(Items from an interface collection)
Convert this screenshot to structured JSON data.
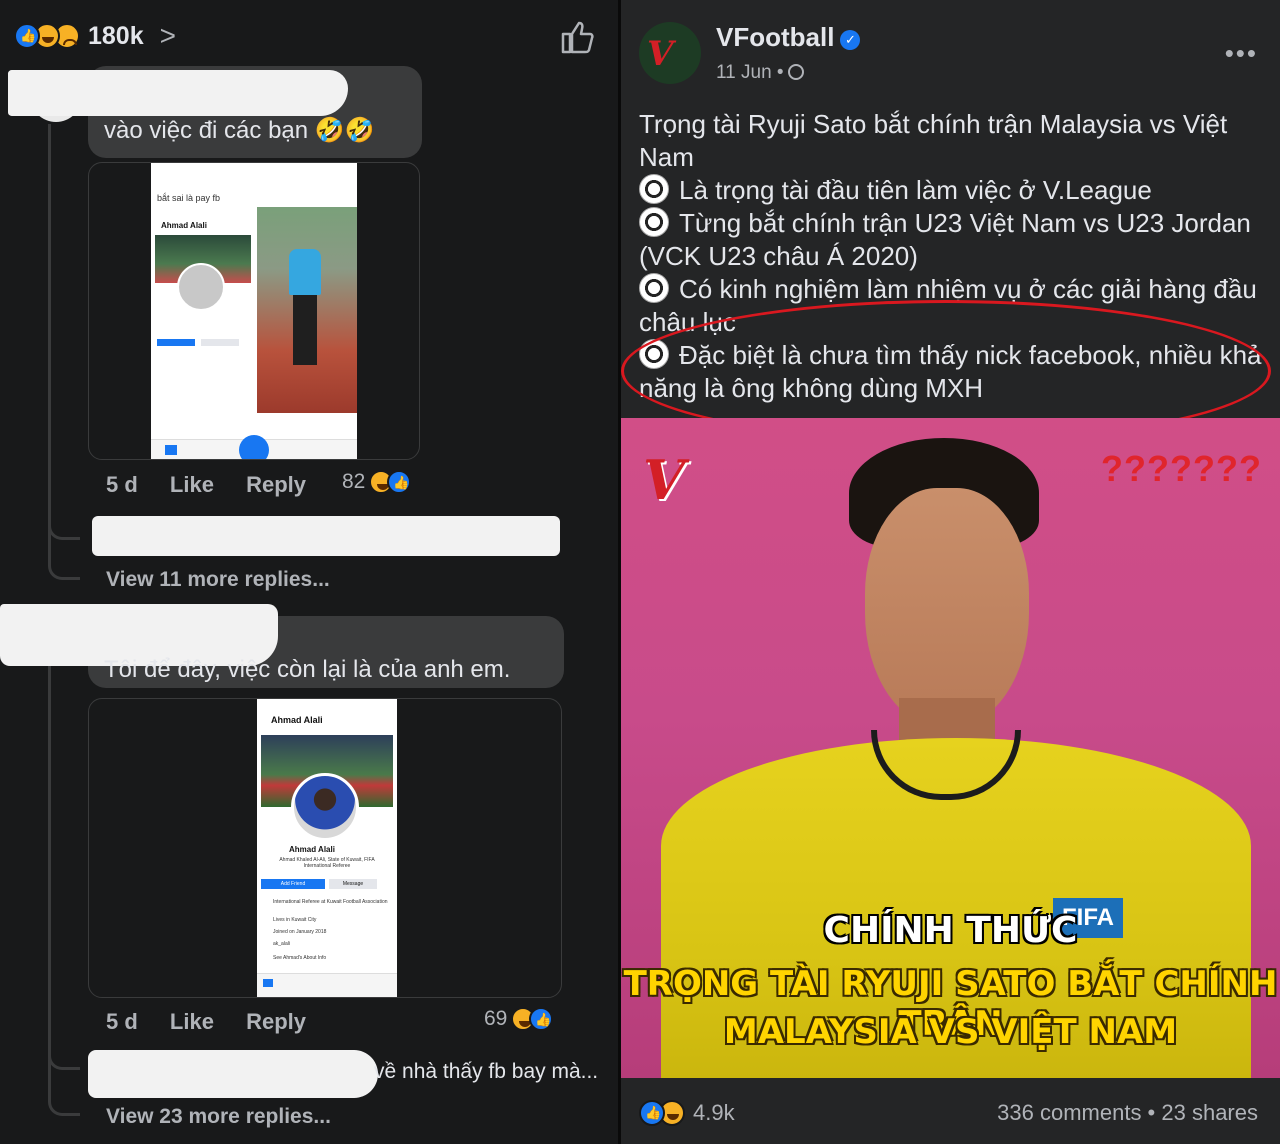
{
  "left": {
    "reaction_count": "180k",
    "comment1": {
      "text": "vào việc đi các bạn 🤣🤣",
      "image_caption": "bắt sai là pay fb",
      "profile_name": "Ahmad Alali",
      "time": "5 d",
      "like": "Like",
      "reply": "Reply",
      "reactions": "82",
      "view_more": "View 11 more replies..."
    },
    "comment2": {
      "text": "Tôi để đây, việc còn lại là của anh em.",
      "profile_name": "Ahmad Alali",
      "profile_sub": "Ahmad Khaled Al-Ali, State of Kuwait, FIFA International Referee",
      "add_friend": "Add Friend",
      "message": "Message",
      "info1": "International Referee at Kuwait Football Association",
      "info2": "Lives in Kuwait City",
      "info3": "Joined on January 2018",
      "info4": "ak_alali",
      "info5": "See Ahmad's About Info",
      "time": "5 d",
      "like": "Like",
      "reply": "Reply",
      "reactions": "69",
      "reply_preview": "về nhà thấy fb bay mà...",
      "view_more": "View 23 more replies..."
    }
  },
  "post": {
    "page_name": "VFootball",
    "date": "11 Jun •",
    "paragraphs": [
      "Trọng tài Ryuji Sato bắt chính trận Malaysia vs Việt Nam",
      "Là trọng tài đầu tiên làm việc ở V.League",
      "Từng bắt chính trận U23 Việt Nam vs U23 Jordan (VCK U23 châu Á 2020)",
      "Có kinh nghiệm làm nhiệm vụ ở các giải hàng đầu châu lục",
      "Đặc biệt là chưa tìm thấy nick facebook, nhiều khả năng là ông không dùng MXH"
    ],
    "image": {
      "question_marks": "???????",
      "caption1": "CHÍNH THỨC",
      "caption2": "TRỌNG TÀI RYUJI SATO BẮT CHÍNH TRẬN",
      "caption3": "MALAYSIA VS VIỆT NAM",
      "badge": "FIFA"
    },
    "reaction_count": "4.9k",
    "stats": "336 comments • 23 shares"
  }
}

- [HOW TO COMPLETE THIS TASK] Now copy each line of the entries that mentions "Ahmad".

- [TASK OUTPUT]
      "profile_name": "Ahmad Alali",
      "profile_name": "Ahmad Alali",
      "profile_sub": "Ahmad Khaled Al-Ali, State of Kuwait, FIFA International Referee",
      "info5": "See Ahmad's About Info",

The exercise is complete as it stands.